Interface dataset entries:
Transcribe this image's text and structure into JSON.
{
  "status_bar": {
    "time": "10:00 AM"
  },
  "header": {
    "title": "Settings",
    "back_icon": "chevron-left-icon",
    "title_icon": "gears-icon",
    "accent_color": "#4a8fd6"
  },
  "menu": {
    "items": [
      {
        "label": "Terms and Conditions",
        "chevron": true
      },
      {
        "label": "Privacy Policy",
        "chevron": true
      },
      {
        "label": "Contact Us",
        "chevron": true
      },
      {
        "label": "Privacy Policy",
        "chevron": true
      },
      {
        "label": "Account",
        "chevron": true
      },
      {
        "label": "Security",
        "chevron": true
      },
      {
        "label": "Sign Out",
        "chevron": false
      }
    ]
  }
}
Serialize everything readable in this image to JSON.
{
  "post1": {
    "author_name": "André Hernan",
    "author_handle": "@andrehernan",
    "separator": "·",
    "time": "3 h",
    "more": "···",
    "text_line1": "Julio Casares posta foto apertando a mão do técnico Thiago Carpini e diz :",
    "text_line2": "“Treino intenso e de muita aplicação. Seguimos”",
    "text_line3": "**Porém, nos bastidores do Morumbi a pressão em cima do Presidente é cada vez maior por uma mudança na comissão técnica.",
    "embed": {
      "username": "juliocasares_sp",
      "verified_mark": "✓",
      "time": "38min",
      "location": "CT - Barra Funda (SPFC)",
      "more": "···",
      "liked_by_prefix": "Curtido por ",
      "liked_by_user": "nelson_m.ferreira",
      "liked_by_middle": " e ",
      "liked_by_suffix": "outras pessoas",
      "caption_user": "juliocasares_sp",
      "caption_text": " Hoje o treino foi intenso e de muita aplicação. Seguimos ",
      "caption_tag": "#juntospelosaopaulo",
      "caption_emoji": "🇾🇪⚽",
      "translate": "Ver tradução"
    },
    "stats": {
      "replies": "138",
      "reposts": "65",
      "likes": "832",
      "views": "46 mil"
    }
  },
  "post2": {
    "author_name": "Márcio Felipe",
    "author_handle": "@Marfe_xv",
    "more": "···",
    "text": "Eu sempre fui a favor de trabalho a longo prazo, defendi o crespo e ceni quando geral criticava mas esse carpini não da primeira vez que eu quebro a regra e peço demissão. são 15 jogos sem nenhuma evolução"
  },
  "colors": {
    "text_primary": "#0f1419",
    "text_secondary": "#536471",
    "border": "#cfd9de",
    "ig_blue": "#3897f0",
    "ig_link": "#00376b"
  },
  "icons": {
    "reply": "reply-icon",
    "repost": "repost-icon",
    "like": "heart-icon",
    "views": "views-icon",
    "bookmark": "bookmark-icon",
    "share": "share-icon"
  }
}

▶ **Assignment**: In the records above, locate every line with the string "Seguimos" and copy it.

▶ **Solution below**:
    "text_line2": "“Treino intenso e de muita aplicação. Seguimos”",
      "caption_text": " Hoje o treino foi intenso e de muita aplicação. Seguimos ",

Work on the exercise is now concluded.